**THE PROBLEM**
Go through the entries below and pick out every line with "type".
** Opening PROVIDED INFORMATION block **
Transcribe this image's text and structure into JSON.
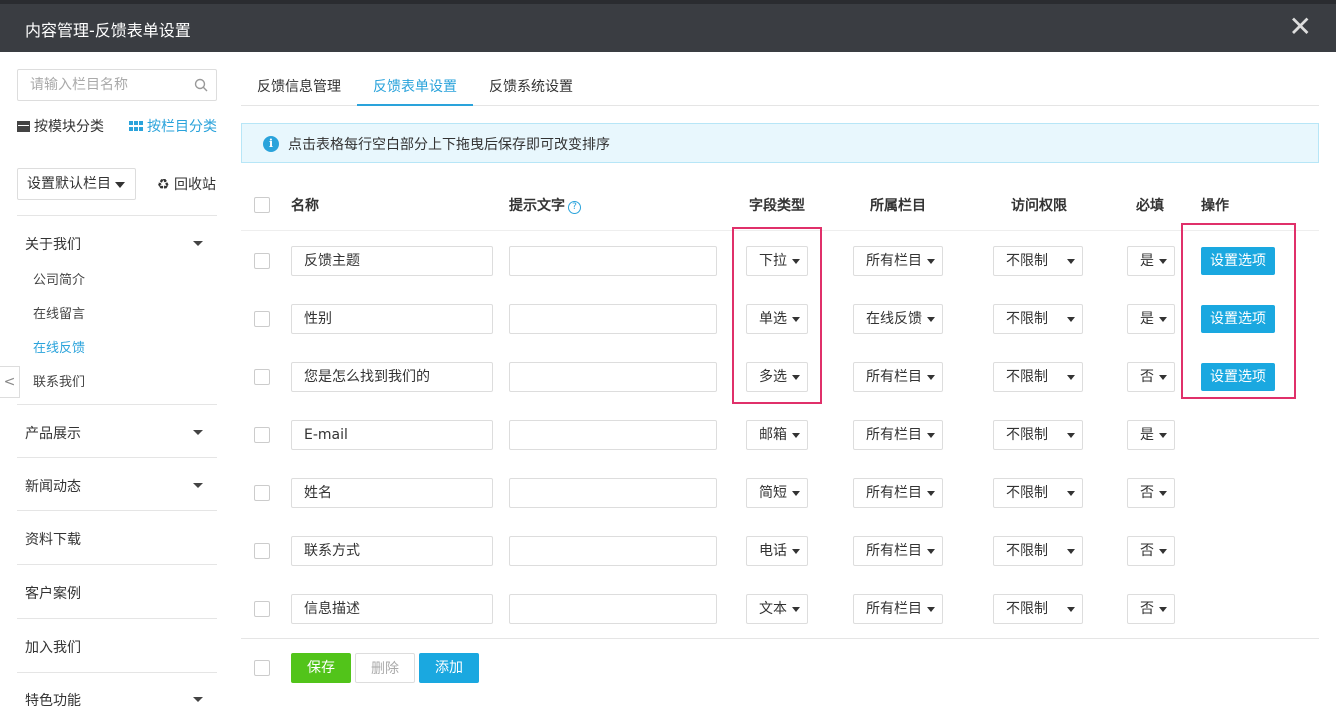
{
  "window": {
    "title": "内容管理-反馈表单设置",
    "close_label": "✕"
  },
  "sidebar": {
    "search_placeholder": "请输入栏目名称",
    "by_module": "按模块分类",
    "by_column": "按栏目分类",
    "default_column": "设置默认栏目",
    "recycle": "♻ 回收站",
    "groups": [
      {
        "label": "关于我们",
        "children": [
          "公司简介",
          "在线留言",
          "在线反馈",
          "联系我们"
        ],
        "active_child": "在线反馈"
      },
      {
        "label": "产品展示"
      },
      {
        "label": "新闻动态"
      },
      {
        "label": "资料下载"
      },
      {
        "label": "客户案例"
      },
      {
        "label": "加入我们"
      },
      {
        "label": "特色功能"
      }
    ],
    "collapse": "<"
  },
  "tabs": [
    "反馈信息管理",
    "反馈表单设置",
    "反馈系统设置"
  ],
  "active_tab": "反馈表单设置",
  "notice": {
    "icon": "i",
    "text": "点击表格每行空白部分上下拖曳后保存即可改变排序"
  },
  "table": {
    "headers": {
      "name": "名称",
      "hint": "提示文字",
      "help_icon": "?",
      "type": "字段类型",
      "column": "所属栏目",
      "access": "访问权限",
      "required": "必填",
      "action": "操作"
    },
    "rows": [
      {
        "name": "反馈主题",
        "hint": "",
        "type": "下拉",
        "column": "所有栏目",
        "access": "不限制",
        "required": "是",
        "action": "设置选项"
      },
      {
        "name": "性别",
        "hint": "",
        "type": "单选",
        "column": "在线反馈",
        "access": "不限制",
        "required": "是",
        "action": "设置选项"
      },
      {
        "name": "您是怎么找到我们的",
        "hint": "",
        "type": "多选",
        "column": "所有栏目",
        "access": "不限制",
        "required": "否",
        "action": "设置选项"
      },
      {
        "name": "E-mail",
        "hint": "",
        "type": "邮箱",
        "column": "所有栏目",
        "access": "不限制",
        "required": "是",
        "action": ""
      },
      {
        "name": "姓名",
        "hint": "",
        "type": "简短",
        "column": "所有栏目",
        "access": "不限制",
        "required": "否",
        "action": ""
      },
      {
        "name": "联系方式",
        "hint": "",
        "type": "电话",
        "column": "所有栏目",
        "access": "不限制",
        "required": "否",
        "action": ""
      },
      {
        "name": "信息描述",
        "hint": "",
        "type": "文本",
        "column": "所有栏目",
        "access": "不限制",
        "required": "否",
        "action": ""
      }
    ]
  },
  "footer": {
    "save": "保存",
    "delete": "删除",
    "add": "添加"
  },
  "colors": {
    "accent": "#2aa3db",
    "save": "#52c41a",
    "highlight": "#e0306a",
    "titlebar": "#3a3d42"
  }
}
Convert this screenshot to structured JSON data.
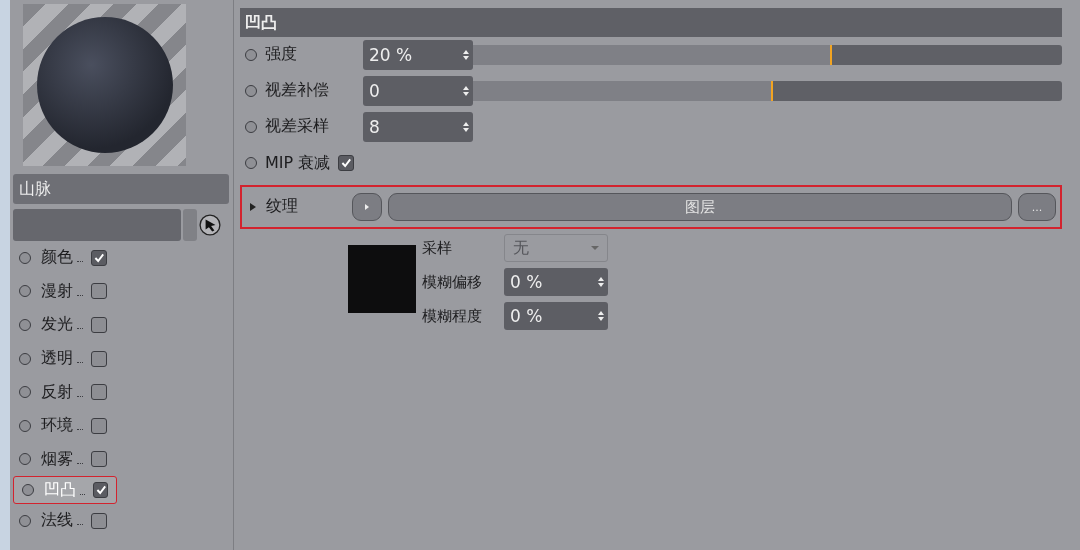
{
  "material": {
    "name": "山脉"
  },
  "channels": [
    {
      "label": "颜色",
      "checked": true,
      "selected": false
    },
    {
      "label": "漫射",
      "checked": false,
      "selected": false
    },
    {
      "label": "发光",
      "checked": false,
      "selected": false
    },
    {
      "label": "透明",
      "checked": false,
      "selected": false
    },
    {
      "label": "反射",
      "checked": false,
      "selected": false
    },
    {
      "label": "环境",
      "checked": false,
      "selected": false
    },
    {
      "label": "烟雾",
      "checked": false,
      "selected": false
    },
    {
      "label": "凹凸",
      "checked": true,
      "selected": true
    },
    {
      "label": "法线",
      "checked": false,
      "selected": false
    }
  ],
  "section": {
    "title": "凹凸"
  },
  "params": [
    {
      "kind": "slider",
      "label": "强度",
      "value": "20 %",
      "level": 0.61
    },
    {
      "kind": "slider",
      "label": "视差补偿",
      "value": "0",
      "level": 0.51
    },
    {
      "kind": "number",
      "label": "视差采样",
      "value": "8"
    },
    {
      "kind": "checkbox",
      "label": "MIP 衰减",
      "checked": true
    }
  ],
  "texture": {
    "label": "纹理",
    "highlighted": true,
    "button": "图层",
    "more": "...",
    "sampling": {
      "label": "采样",
      "value": "无",
      "disabled": true
    },
    "fields": [
      {
        "label": "模糊偏移",
        "value": "0 %"
      },
      {
        "label": "模糊程度",
        "value": "0 %"
      }
    ]
  }
}
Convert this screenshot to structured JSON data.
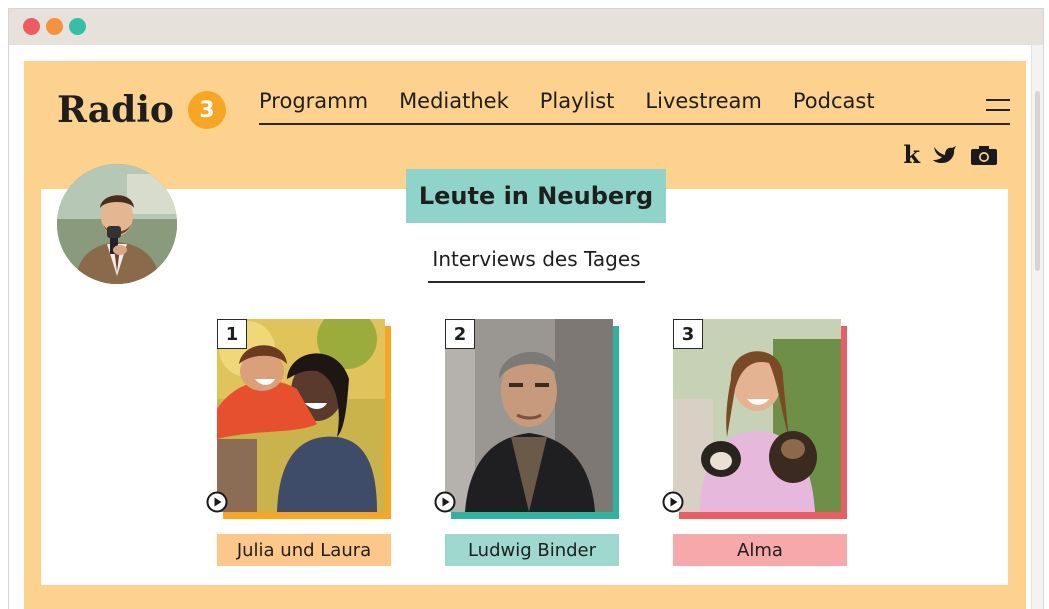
{
  "window": {
    "dots": [
      "#ef5b62",
      "#f6923b",
      "#34bfa6"
    ]
  },
  "site": {
    "logo_text": "Radio",
    "logo_badge": "3",
    "brand_color": "#fdd28f",
    "nav": [
      "Programm",
      "Mediathek",
      "Playlist",
      "Livestream",
      "Podcast"
    ],
    "social": {
      "k_label": "k",
      "icons": [
        "k-icon",
        "bird-icon",
        "camera-icon"
      ]
    }
  },
  "main": {
    "section_title": "Leute in Neuberg",
    "subtitle": "Interviews des Tages",
    "cards": [
      {
        "number": "1",
        "name": "Julia und Laura",
        "accent": "#f6a623",
        "label_bg": "#fcc88a"
      },
      {
        "number": "2",
        "name": "Ludwig Binder",
        "accent": "#2fb3a1",
        "label_bg": "#9fd8cf"
      },
      {
        "number": "3",
        "name": "Alma",
        "accent": "#ee5b62",
        "label_bg": "#f7a8aa"
      }
    ]
  }
}
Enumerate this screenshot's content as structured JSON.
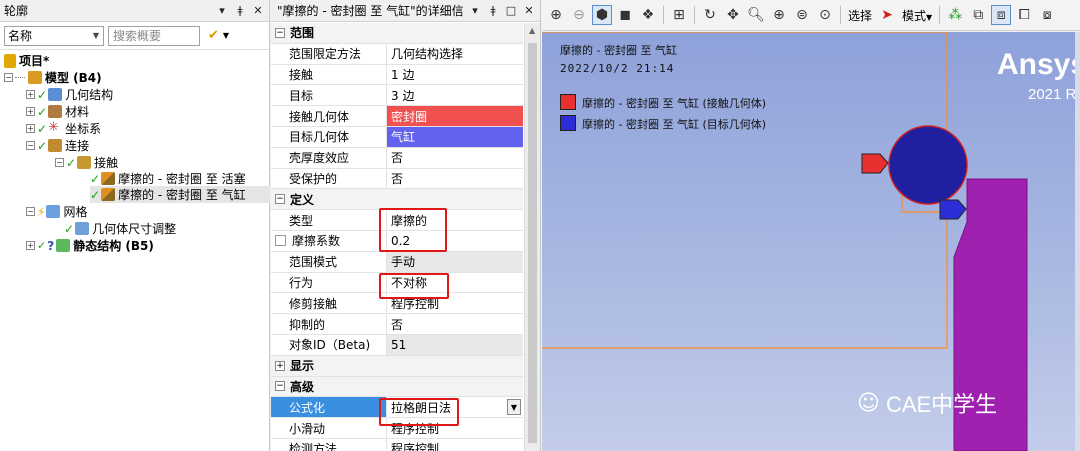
{
  "outline": {
    "title": "轮廓",
    "title_buttons": [
      "▾",
      "ǂ",
      "✕"
    ],
    "filter_combo": "名称",
    "search_placeholder": "搜索概要",
    "tree": [
      {
        "label": "项目*",
        "level": 0,
        "icon": "project-icon",
        "bold": true
      },
      {
        "label": "模型 (B4)",
        "level": 1,
        "icon": "model-icon",
        "bold": true
      },
      {
        "label": "几何结构",
        "level": 2,
        "icon": "geometry-icon"
      },
      {
        "label": "材料",
        "level": 2,
        "icon": "materials-icon"
      },
      {
        "label": "坐标系",
        "level": 2,
        "icon": "coordinate-system-icon"
      },
      {
        "label": "连接",
        "level": 2,
        "icon": "connections-icon"
      },
      {
        "label": "接触",
        "level": 3,
        "icon": "contacts-icon"
      },
      {
        "label": "摩擦的 - 密封圈 至 活塞",
        "level": 4,
        "icon": "contact-region-icon"
      },
      {
        "label": "摩擦的 - 密封圈 至 气缸",
        "level": 4,
        "icon": "contact-region-icon",
        "selected": true
      },
      {
        "label": "网格",
        "level": 2,
        "icon": "mesh-icon"
      },
      {
        "label": "几何体尺寸调整",
        "level": 3,
        "icon": "body-sizing-icon"
      },
      {
        "label": "静态结构 (B5)",
        "level": 1,
        "icon": "static-structural-icon",
        "bold": true
      }
    ]
  },
  "details": {
    "title": "\"摩擦的 - 密封圈 至 气缸\"的详细信",
    "title_buttons": [
      "▾",
      "ǂ",
      "□",
      "✕"
    ],
    "sections": {
      "scope": "范围",
      "definition": "定义",
      "display": "显示",
      "advanced": "高级"
    },
    "rows": {
      "scoping_method": {
        "k": "范围限定方法",
        "v": "几何结构选择"
      },
      "contact": {
        "k": "接触",
        "v": "1 边"
      },
      "target": {
        "k": "目标",
        "v": "3 边"
      },
      "contact_bodies": {
        "k": "接触几何体",
        "v": "密封圈"
      },
      "target_bodies": {
        "k": "目标几何体",
        "v": "气缸"
      },
      "shell_thickness": {
        "k": "壳厚度效应",
        "v": "否"
      },
      "protected": {
        "k": "受保护的",
        "v": "否"
      },
      "type": {
        "k": "类型",
        "v": "摩擦的"
      },
      "friction": {
        "k": "摩擦系数",
        "v": "0.2"
      },
      "scope_mode": {
        "k": "范围模式",
        "v": "手动"
      },
      "behavior": {
        "k": "行为",
        "v": "不对称"
      },
      "trim": {
        "k": "修剪接触",
        "v": "程序控制"
      },
      "suppressed": {
        "k": "抑制的",
        "v": "否"
      },
      "object_id": {
        "k": "对象ID（Beta)",
        "v": "51"
      },
      "formulation": {
        "k": "公式化",
        "v": "拉格朗日法"
      },
      "small_sliding": {
        "k": "小滑动",
        "v": "程序控制"
      },
      "detection": {
        "k": "检测方法",
        "v": "程序控制"
      }
    },
    "colors": {
      "contact_bodies": "#f05050",
      "target_bodies": "#6262ee",
      "highlight": "#e01818",
      "formulation_bg": "#3a8ee0"
    }
  },
  "toolbar": {
    "select_label": "选择",
    "mode_label": "模式"
  },
  "viewport": {
    "header_title": "摩擦的 - 密封圈 至 气缸",
    "timestamp": "2022/10/2 21:14",
    "legend": [
      {
        "label": "摩擦的 - 密封圈 至 气缸 (接触几何体)",
        "color": "#e83030"
      },
      {
        "label": "摩擦的 - 密封圈 至 气缸 (目标几何体)",
        "color": "#2d2dd6"
      }
    ],
    "brand": "Ansys",
    "brand_version": "2021 R",
    "watermark": "CAE中学生",
    "colors": {
      "seal": "#1f1fa0",
      "cylinder": "#a020b0",
      "outline": "#ff8a2a"
    }
  }
}
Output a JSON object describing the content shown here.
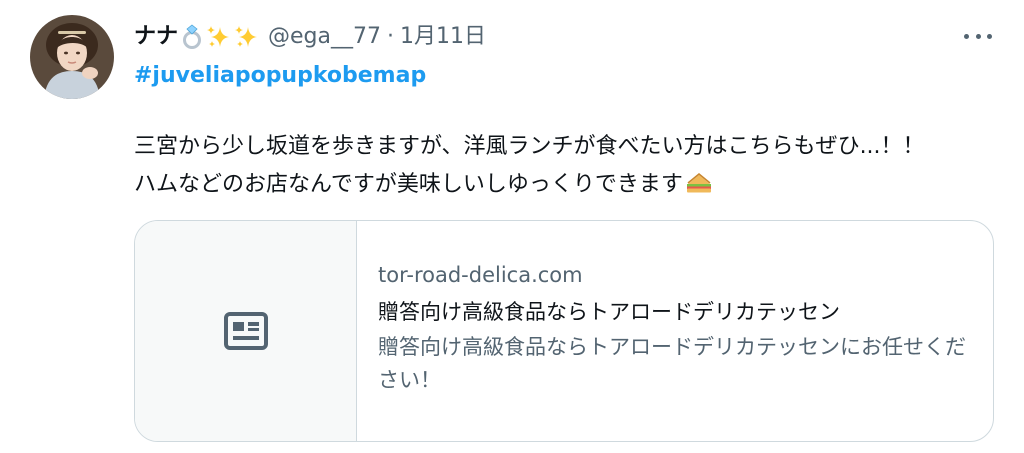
{
  "tweet": {
    "display_name": "ナナ",
    "name_emojis": [
      "ring-emoji",
      "sparkles-emoji",
      "sparkles-emoji"
    ],
    "handle": "@ega__77",
    "separator": "·",
    "date": "1月11日",
    "hashtag": "#juveliapopupkobemap",
    "text_lines": [
      "三宮から少し坂道を歩きますが、洋風ランチが食べたい方はこちらもぜひ...！！",
      "ハムなどのお店なんですが美味しいしゆっくりできます"
    ],
    "text_emoji": "sandwich-emoji",
    "more_icon": "more-options-icon"
  },
  "card": {
    "icon": "article-icon",
    "domain": "tor-road-delica.com",
    "title": "贈答向け高級食品ならトアロードデリカテッセン",
    "description": "贈答向け高級食品ならトアロードデリカテッセンにお任せください！"
  },
  "colors": {
    "link": "#1d9bf0",
    "secondary_text": "#536471",
    "primary_text": "#0f1419",
    "border": "#cfd9de",
    "card_media_bg": "#f7f9f9"
  }
}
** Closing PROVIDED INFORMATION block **
**WORKED SOLUTION**
      "type": "字段类型",
        "type": "下拉",
        "type": "单选",
        "type": "多选",
        "type": "邮箱",
        "type": "简短",
        "type": "电话",
        "type": "文本",
      "type": {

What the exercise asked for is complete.